Exercise
Would you copy each line of the records that includes the word "date"?

*** Data extracts Section Begins ***

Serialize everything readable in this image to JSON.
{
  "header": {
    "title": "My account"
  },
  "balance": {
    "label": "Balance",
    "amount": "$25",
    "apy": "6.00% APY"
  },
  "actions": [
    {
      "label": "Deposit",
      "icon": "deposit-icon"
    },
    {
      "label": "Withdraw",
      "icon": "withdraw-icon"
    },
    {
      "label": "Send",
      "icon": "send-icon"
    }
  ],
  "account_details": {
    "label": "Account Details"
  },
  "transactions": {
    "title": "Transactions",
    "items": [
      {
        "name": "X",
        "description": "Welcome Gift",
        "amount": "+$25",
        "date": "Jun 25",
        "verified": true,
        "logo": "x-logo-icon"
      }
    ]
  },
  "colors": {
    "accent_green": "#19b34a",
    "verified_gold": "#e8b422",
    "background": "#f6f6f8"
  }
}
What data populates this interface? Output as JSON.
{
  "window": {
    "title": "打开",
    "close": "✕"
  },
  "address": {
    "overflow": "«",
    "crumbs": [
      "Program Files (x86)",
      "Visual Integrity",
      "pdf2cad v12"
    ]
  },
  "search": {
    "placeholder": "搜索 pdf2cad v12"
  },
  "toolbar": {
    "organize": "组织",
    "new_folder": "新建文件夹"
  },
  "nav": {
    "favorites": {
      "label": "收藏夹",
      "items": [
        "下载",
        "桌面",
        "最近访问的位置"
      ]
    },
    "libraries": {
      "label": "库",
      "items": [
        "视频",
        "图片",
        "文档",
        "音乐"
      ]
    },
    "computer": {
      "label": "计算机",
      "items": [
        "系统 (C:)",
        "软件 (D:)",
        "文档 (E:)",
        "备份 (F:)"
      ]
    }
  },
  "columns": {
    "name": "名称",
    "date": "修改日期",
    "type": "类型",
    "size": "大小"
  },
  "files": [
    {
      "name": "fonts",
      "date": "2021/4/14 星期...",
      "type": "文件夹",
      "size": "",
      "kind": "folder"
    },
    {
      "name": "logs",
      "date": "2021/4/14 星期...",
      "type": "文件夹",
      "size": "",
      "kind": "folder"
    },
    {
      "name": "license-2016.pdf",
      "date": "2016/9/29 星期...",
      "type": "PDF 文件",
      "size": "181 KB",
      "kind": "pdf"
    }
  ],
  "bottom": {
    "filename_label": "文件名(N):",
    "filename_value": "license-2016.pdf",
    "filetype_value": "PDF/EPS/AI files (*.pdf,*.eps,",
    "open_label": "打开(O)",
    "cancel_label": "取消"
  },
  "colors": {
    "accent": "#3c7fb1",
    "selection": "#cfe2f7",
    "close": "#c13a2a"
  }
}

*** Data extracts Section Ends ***

Response to the task
        "date": "Jun 25",
    "date": "修改日期",
      "date": "2021/4/14 星期...",
      "date": "2021/4/14 星期...",
      "date": "2016/9/29 星期...",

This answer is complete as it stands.